*Directions*. Leaving nothing out, set down all the data exactly.

Records contained in a dataset:
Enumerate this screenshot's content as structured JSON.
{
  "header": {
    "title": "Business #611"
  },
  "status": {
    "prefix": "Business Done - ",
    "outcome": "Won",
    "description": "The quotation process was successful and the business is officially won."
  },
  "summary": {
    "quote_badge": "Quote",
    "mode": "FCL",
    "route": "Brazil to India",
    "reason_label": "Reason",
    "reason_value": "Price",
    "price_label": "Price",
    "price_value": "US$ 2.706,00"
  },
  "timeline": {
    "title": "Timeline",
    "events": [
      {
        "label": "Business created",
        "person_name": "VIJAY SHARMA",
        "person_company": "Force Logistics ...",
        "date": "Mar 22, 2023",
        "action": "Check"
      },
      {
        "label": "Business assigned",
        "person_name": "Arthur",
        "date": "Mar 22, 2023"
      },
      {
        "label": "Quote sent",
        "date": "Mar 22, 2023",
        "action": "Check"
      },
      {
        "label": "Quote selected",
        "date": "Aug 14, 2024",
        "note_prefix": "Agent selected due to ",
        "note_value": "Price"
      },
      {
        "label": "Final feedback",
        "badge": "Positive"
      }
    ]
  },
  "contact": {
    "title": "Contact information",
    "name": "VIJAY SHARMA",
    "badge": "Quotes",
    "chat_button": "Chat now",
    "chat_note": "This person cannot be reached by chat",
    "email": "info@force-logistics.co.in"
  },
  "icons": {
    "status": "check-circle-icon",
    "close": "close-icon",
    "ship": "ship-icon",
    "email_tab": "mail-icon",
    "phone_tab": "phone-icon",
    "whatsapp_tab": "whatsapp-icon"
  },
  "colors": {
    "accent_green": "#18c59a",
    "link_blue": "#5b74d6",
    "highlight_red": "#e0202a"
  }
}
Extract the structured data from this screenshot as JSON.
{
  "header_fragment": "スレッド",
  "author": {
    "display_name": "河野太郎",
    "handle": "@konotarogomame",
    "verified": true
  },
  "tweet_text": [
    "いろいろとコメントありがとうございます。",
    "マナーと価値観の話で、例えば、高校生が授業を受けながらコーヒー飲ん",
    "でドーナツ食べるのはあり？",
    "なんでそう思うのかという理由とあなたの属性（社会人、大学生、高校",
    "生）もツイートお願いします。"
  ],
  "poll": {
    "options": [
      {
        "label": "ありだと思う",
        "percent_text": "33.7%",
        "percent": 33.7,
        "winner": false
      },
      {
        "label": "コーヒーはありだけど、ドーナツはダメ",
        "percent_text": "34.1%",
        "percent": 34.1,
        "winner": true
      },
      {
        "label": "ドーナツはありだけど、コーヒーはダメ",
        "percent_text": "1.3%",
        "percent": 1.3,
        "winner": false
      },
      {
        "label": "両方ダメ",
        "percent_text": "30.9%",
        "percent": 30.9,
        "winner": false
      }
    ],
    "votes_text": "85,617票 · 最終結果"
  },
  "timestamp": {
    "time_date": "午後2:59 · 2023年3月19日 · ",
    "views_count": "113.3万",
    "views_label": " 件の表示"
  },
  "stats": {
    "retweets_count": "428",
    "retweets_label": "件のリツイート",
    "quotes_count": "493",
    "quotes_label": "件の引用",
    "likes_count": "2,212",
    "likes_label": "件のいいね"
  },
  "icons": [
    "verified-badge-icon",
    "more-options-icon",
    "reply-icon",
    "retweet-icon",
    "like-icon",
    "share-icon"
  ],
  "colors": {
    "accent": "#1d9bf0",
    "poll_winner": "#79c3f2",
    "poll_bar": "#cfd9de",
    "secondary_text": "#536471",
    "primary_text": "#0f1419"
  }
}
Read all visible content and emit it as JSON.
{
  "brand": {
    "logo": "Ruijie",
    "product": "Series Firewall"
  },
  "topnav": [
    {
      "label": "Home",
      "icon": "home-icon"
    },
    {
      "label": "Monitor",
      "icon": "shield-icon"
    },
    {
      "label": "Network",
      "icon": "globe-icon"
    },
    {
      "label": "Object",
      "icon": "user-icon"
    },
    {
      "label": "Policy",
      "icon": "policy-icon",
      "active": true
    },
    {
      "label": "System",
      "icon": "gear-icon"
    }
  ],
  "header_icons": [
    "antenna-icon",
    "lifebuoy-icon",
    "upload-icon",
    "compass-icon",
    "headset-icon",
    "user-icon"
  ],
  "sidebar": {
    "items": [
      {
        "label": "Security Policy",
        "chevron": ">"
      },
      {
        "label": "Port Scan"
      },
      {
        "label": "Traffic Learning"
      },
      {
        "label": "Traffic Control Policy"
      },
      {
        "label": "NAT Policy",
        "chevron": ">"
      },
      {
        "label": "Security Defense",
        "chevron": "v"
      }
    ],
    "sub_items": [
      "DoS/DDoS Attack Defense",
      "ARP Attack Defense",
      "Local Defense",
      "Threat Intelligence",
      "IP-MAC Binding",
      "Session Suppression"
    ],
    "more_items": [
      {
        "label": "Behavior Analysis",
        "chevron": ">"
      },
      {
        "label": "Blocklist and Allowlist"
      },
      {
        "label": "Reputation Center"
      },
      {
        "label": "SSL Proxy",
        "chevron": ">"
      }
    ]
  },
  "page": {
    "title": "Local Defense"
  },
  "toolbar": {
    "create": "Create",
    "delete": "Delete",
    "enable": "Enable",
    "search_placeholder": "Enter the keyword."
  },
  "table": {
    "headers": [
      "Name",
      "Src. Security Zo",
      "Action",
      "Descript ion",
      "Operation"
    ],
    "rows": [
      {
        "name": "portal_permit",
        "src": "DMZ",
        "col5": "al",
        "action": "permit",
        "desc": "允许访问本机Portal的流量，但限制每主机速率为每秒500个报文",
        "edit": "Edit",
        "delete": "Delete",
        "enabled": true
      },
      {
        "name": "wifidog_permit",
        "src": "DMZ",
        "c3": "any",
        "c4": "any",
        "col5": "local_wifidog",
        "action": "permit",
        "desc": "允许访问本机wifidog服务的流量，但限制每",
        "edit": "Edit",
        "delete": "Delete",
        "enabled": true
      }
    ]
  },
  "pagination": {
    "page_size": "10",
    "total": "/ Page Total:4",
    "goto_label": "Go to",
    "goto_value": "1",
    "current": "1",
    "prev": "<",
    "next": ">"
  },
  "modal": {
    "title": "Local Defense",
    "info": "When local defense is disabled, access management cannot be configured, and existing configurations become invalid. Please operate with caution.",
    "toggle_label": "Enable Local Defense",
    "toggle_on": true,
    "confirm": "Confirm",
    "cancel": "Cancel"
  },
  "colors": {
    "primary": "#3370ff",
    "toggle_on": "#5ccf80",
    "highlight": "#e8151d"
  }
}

*Solution below*.
Enumerate this screenshot's content as structured JSON.
{
  "header": {
    "title": "Business #611"
  },
  "status": {
    "prefix": "Business Done - ",
    "outcome": "Won",
    "description": "The quotation process was successful and the business is officially won."
  },
  "summary": {
    "quote_badge": "Quote",
    "mode": "FCL",
    "route": "Brazil to India",
    "reason_label": "Reason",
    "reason_value": "Price",
    "price_label": "Price",
    "price_value": "US$ 2.706,00"
  },
  "timeline": {
    "title": "Timeline",
    "events": [
      {
        "label": "Business created",
        "person_name": "VIJAY SHARMA",
        "person_company": "Force Logistics ...",
        "date": "Mar 22, 2023",
        "action": "Check"
      },
      {
        "label": "Business assigned",
        "person_name": "Arthur",
        "date": "Mar 22, 2023"
      },
      {
        "label": "Quote sent",
        "date": "Mar 22, 2023",
        "action": "Check"
      },
      {
        "label": "Quote selected",
        "date": "Aug 14, 2024",
        "note_prefix": "Agent selected due to ",
        "note_value": "Price"
      },
      {
        "label": "Final feedback",
        "badge": "Positive"
      }
    ]
  },
  "contact": {
    "title": "Contact information",
    "name": "VIJAY SHARMA",
    "badge": "Quotes",
    "chat_button": "Chat now",
    "chat_note": "This person cannot be reached by chat",
    "email": "info@force-logistics.co.in"
  },
  "icons": {
    "status": "check-circle-icon",
    "close": "close-icon",
    "ship": "ship-icon",
    "email_tab": "mail-icon",
    "phone_tab": "phone-icon",
    "whatsapp_tab": "whatsapp-icon"
  },
  "colors": {
    "accent_green": "#18c59a",
    "link_blue": "#5b74d6",
    "highlight_red": "#e0202a"
  }
}
Extract the structured data from this screenshot as JSON.
{
  "header_fragment": "スレッド",
  "author": {
    "display_name": "河野太郎",
    "handle": "@konotarogomame",
    "verified": true
  },
  "tweet_text": [
    "いろいろとコメントありがとうございます。",
    "マナーと価値観の話で、例えば、高校生が授業を受けながらコーヒー飲ん",
    "でドーナツ食べるのはあり？",
    "なんでそう思うのかという理由とあなたの属性（社会人、大学生、高校",
    "生）もツイートお願いします。"
  ],
  "poll": {
    "options": [
      {
        "label": "ありだと思う",
        "percent_text": "33.7%",
        "percent": 33.7,
        "winner": false
      },
      {
        "label": "コーヒーはありだけど、ドーナツはダメ",
        "percent_text": "34.1%",
        "percent": 34.1,
        "winner": true
      },
      {
        "label": "ドーナツはありだけど、コーヒーはダメ",
        "percent_text": "1.3%",
        "percent": 1.3,
        "winner": false
      },
      {
        "label": "両方ダメ",
        "percent_text": "30.9%",
        "percent": 30.9,
        "winner": false
      }
    ],
    "votes_text": "85,617票 · 最終結果"
  },
  "timestamp": {
    "time_date": "午後2:59 · 2023年3月19日 · ",
    "views_count": "113.3万",
    "views_label": " 件の表示"
  },
  "stats": {
    "retweets_count": "428",
    "retweets_label": "件のリツイート",
    "quotes_count": "493",
    "quotes_label": "件の引用",
    "likes_count": "2,212",
    "likes_label": "件のいいね"
  },
  "icons": [
    "verified-badge-icon",
    "more-options-icon",
    "reply-icon",
    "retweet-icon",
    "like-icon",
    "share-icon"
  ],
  "colors": {
    "accent": "#1d9bf0",
    "poll_winner": "#79c3f2",
    "poll_bar": "#cfd9de",
    "secondary_text": "#536471",
    "primary_text": "#0f1419"
  }
}
Read all visible content and emit it as JSON.
{
  "brand": {
    "logo": "Ruijie",
    "product": "Series Firewall"
  },
  "topnav": [
    {
      "label": "Home",
      "icon": "home-icon"
    },
    {
      "label": "Monitor",
      "icon": "shield-icon"
    },
    {
      "label": "Network",
      "icon": "globe-icon"
    },
    {
      "label": "Object",
      "icon": "user-icon"
    },
    {
      "label": "Policy",
      "icon": "policy-icon",
      "active": true
    },
    {
      "label": "System",
      "icon": "gear-icon"
    }
  ],
  "header_icons": [
    "antenna-icon",
    "lifebuoy-icon",
    "upload-icon",
    "compass-icon",
    "headset-icon",
    "user-icon"
  ],
  "sidebar": {
    "items": [
      {
        "label": "Security Policy",
        "chevron": ">"
      },
      {
        "label": "Port Scan"
      },
      {
        "label": "Traffic Learning"
      },
      {
        "label": "Traffic Control Policy"
      },
      {
        "label": "NAT Policy",
        "chevron": ">"
      },
      {
        "label": "Security Defense",
        "chevron": "v"
      }
    ],
    "sub_items": [
      "DoS/DDoS Attack Defense",
      "ARP Attack Defense",
      "Local Defense",
      "Threat Intelligence",
      "IP-MAC Binding",
      "Session Suppression"
    ],
    "more_items": [
      {
        "label": "Behavior Analysis",
        "chevron": ">"
      },
      {
        "label": "Blocklist and Allowlist"
      },
      {
        "label": "Reputation Center"
      },
      {
        "label": "SSL Proxy",
        "chevron": ">"
      }
    ]
  },
  "page": {
    "title": "Local Defense"
  },
  "toolbar": {
    "create": "Create",
    "delete": "Delete",
    "enable": "Enable",
    "search_placeholder": "Enter the keyword."
  },
  "table": {
    "headers": [
      "Name",
      "Src. Security Zo",
      "Action",
      "Descript ion",
      "Operation"
    ],
    "rows": [
      {
        "name": "portal_permit",
        "src": "DMZ",
        "col5": "al",
        "action": "permit",
        "desc": "允许访问本机Portal的流量，但限制每主机速率为每秒500个报文",
        "edit": "Edit",
        "delete": "Delete",
        "enabled": true
      },
      {
        "name": "wifidog_permit",
        "src": "DMZ",
        "c3": "any",
        "c4": "any",
        "col5": "local_wifidog",
        "action": "permit",
        "desc": "允许访问本机wifidog服务的流量，但限制每",
        "edit": "Edit",
        "delete": "Delete",
        "enabled": true
      }
    ]
  },
  "pagination": {
    "page_size": "10",
    "total": "/ Page Total:4",
    "goto_label": "Go to",
    "goto_value": "1",
    "current": "1",
    "prev": "<",
    "next": ">"
  },
  "modal": {
    "title": "Local Defense",
    "info": "When local defense is disabled, access management cannot be configured, and existing configurations become invalid. Please operate with caution.",
    "toggle_label": "Enable Local Defense",
    "toggle_on": true,
    "confirm": "Confirm",
    "cancel": "Cancel"
  },
  "colors": {
    "primary": "#3370ff",
    "toggle_on": "#5ccf80",
    "highlight": "#e8151d"
  }
}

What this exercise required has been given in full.